So we’ve done our bit now. Issue One is designed, edited, and the proofs approved. From here on out it’s in the printer’s court. Based on recommendation, I’m using Royle Printing from Sun Prairie, WI. I’ve been very impressed with their willingness to take on a totally green start-up like myself. The account executive, Phil, has been particularly helpful in explaining technical issues and jargon in plain terms that even I can understand. He’s heard my vision for this publication and bent over backward to make sure I can deliver to you exactly what was intended. I know this thing is going to be beautiful. I’m in good hands with Royle.

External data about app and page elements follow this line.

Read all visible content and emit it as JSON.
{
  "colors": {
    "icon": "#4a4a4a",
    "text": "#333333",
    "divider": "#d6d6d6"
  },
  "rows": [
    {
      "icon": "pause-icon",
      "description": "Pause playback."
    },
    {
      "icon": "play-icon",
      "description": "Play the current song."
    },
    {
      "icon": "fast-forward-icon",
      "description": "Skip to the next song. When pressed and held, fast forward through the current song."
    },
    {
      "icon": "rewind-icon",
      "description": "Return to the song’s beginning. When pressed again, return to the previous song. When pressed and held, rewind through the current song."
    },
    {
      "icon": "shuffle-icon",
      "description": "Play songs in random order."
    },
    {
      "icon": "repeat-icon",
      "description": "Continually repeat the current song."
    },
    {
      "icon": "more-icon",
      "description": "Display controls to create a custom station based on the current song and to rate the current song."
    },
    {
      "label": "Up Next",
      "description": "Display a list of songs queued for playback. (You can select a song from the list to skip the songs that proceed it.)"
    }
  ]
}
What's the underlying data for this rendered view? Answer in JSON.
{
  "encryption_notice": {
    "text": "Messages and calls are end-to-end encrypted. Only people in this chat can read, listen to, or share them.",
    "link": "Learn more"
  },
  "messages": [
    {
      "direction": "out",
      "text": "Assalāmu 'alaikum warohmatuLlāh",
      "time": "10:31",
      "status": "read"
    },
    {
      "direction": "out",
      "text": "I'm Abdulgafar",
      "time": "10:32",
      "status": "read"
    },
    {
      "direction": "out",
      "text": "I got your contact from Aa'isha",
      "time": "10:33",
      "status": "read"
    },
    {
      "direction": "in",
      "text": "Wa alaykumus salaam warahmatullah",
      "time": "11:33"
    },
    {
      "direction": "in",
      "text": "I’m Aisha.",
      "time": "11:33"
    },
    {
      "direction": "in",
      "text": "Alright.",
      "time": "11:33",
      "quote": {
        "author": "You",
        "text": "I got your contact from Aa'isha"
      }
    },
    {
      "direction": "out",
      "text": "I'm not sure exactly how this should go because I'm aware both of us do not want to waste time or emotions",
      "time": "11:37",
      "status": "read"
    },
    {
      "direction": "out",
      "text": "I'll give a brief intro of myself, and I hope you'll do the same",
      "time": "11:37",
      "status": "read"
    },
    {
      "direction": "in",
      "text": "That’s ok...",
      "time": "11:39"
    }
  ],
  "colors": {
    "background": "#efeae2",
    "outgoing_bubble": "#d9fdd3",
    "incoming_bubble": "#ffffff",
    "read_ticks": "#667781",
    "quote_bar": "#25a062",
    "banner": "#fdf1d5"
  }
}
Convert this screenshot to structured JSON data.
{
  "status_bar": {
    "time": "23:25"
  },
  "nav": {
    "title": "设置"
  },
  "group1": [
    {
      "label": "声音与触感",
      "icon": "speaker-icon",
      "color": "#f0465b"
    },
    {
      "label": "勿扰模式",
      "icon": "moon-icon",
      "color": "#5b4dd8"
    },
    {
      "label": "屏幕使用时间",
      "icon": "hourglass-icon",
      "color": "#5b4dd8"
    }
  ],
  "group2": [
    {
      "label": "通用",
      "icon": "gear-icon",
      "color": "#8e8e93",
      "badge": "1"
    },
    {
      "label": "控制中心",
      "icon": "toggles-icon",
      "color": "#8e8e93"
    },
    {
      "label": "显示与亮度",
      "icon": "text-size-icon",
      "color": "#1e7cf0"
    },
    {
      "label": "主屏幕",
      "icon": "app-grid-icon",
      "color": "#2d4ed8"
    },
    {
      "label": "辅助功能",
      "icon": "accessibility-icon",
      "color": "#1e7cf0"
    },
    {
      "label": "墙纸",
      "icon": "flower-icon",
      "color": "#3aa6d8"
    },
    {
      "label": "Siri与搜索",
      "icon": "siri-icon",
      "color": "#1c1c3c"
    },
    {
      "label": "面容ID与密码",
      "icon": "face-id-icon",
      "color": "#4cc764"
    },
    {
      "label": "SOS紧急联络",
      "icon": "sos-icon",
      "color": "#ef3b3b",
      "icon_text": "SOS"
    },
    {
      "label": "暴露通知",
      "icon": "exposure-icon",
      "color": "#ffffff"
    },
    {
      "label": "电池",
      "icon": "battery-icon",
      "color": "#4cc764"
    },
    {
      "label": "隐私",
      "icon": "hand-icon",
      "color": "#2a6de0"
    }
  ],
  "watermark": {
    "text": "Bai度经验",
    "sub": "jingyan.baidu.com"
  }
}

I also owe tremendous thanks to many people that have advised me along the way. Chris Schwarz (Lost Art Press), Megan Fitzpatrick (Popular Woodworking), Amanda Marko (Trouve), and Jon Wilson (Wooden Boat Magazine) in particular have been the guiderails for me as I’ve been on this journey. They’ve helped me to understand the business side of print in a niche market. Mortise & Tenon simply wouldn’t exist if it were not for their immeasurable generosity.
It’s been an indescribable experience the past nine months to watch reader enthusiasm and support surround this project. To have over 10,000 people following the progress of the magazine is humbling to say the least. I never thought M&T would grow into this so quickly. It has come clear to me that although hand tool woodworking and pre-industrial furniture is a niche topic, the interest is deep.
This is the magazine I always wanted to read and now, because of your support, we can. Thank you, readers. I’m looking forward to getting you your copy of Issue One. In only two weeks, when that truck shows up at my house with a mountain of magazines, this vision will come to fruition.
If you’re wondering how to get your hands on the inaugural issue, hop over to the website to put in your order. Please note that free shipping on pre-orders ends on the 10th (only one week away).